Surgery is a common treatment path for many people fighting breast cancer. In an earlier interview, Dr. Ann Partridge, an oncologist at the Dana-Farber Cancer Institute explains the path to surgery. She says, “So when I talk to a woman who comes to me and she has breast cancer, I evaluate what the standard options for treatment for her are, which typically include cutting out the cancer– which is either a lumpectomy if you can get it all with just a little scooping around of the area that’s abnormal or a mastectomy for some women meaning taking the full breast because sometimes these lesions can be very extensive in the breast.”
For many women who undergo surgery to fight their breast cancer, like Doherty did, it can be a traumatic experience, initially. Other effects of cancer treatment, such as losing your hair while going through chemotherapy, are equally emotionally taxing. In spite of the forces working against you – like the public perception of beauty – it’s possible to, and important to, love yourself through cancer. And those who truly care about you will love you for exactly who you are, and exactly how you look.
Breast cancer survivor and author Laura Morton says that she’s transparent with those she’s dating, and feels confident with how she looks. “When it comes to being intimate with someone,” says Morton, “I do tell them about my cancer because it is a part of who I am.”
Morton is proud of her journey, saying, “It’s not anything that I feel any shame about. It’s nothing that I feel any regrets about. And if anything, I need them to know I don’t have a lot of feeling there. I have a little feeling, but it’s not what it used to be.” Morton credits her confidence for allowing her to be so open with people she’s dating.
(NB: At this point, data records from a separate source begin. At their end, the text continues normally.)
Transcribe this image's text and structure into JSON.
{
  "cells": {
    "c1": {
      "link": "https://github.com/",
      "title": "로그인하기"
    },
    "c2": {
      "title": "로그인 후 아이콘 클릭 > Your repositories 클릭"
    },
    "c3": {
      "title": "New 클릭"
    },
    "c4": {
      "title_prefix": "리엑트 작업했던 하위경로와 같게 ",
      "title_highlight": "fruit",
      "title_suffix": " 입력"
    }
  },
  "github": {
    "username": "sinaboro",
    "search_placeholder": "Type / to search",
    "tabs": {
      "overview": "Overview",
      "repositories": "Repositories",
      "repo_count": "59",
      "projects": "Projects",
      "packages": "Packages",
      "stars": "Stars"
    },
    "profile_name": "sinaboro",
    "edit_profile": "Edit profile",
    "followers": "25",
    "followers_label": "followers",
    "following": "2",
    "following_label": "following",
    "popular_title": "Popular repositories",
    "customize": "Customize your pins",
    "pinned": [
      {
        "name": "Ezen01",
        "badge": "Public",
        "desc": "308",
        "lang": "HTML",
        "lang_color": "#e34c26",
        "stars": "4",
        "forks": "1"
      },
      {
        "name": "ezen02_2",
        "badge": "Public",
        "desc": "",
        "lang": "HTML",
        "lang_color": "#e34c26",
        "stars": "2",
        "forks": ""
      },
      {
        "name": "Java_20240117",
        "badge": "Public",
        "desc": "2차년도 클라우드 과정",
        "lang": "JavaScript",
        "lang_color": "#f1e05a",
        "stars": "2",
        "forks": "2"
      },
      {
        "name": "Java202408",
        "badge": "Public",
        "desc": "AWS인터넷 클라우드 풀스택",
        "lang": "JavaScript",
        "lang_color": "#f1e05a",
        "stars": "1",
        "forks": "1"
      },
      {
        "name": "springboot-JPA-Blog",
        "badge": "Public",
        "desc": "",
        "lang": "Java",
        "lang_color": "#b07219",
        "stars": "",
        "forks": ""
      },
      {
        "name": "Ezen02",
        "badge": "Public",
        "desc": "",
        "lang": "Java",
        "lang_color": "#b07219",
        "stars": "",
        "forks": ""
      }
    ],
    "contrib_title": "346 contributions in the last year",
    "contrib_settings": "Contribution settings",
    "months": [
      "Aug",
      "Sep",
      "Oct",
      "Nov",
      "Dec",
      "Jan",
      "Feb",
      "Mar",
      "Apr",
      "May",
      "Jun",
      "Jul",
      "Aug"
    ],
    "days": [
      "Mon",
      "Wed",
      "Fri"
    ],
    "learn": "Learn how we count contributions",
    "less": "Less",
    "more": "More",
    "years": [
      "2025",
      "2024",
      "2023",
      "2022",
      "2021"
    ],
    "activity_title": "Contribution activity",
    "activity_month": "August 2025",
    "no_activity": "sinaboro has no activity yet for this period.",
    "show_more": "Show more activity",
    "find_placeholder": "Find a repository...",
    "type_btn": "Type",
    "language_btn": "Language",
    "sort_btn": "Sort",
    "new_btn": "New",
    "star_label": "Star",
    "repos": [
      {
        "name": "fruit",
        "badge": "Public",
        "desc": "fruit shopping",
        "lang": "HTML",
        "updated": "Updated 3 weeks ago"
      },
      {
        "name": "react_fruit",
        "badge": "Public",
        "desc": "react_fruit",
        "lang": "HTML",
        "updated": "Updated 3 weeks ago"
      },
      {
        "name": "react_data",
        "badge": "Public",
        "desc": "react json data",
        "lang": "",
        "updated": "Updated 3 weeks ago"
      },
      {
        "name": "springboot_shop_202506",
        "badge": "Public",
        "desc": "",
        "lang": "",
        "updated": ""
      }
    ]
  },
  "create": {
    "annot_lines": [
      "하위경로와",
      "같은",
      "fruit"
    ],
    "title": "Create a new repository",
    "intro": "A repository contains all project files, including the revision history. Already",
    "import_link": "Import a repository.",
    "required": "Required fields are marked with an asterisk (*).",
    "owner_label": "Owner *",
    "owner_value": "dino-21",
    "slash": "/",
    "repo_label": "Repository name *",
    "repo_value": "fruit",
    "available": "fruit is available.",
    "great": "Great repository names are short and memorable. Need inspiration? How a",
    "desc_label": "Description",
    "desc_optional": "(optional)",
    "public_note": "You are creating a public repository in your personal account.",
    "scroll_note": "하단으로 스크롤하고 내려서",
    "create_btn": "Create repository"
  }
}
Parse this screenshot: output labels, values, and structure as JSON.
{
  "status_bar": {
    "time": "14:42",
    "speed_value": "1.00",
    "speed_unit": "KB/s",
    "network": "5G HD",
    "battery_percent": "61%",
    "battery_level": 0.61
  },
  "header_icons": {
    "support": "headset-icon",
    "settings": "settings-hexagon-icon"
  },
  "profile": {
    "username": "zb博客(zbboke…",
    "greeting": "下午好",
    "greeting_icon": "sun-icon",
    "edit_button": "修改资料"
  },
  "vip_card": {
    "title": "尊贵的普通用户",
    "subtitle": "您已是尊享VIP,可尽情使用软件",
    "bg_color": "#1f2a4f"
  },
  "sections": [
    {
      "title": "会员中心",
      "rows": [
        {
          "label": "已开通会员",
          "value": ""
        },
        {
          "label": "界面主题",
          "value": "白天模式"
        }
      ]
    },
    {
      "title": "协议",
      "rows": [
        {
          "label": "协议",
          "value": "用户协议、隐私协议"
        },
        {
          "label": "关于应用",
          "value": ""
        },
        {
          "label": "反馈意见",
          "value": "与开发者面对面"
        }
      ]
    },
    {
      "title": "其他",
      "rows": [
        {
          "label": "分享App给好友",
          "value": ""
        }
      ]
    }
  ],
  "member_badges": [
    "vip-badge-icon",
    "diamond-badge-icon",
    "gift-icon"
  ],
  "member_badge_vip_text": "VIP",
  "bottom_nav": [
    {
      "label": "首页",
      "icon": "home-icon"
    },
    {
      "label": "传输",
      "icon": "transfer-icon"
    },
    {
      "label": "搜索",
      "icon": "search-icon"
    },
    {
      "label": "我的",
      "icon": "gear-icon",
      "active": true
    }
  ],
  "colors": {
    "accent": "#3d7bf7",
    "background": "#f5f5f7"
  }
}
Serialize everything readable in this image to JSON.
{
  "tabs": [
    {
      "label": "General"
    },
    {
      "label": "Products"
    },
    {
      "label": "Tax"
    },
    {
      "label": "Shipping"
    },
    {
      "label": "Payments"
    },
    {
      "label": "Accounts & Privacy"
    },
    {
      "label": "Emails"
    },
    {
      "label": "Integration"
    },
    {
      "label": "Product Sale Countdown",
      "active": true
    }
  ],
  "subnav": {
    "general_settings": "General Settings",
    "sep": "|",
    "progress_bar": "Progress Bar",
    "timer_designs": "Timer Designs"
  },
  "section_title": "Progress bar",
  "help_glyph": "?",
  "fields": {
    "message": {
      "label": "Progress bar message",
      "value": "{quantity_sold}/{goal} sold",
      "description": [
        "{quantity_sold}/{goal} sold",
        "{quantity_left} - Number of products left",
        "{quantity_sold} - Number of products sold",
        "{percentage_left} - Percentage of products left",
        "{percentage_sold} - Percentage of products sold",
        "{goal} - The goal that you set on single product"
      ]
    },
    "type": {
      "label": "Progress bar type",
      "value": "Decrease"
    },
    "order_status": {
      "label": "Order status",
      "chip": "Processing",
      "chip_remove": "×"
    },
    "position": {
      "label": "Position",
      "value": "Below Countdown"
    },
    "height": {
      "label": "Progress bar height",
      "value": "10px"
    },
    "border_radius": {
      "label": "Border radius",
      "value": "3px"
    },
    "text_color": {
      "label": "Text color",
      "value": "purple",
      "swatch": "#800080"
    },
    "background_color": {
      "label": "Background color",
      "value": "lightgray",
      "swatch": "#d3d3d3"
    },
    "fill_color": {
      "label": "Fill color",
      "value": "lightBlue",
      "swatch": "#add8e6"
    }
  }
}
“If you are dating somebody who has empathy, who understands that the warrior mode that you had to go into, then it’s all good,” she says. “And if you’re with somebody who has an issue with it, quite frankly, why are you with that person? Yeah, I mean, show them the door.”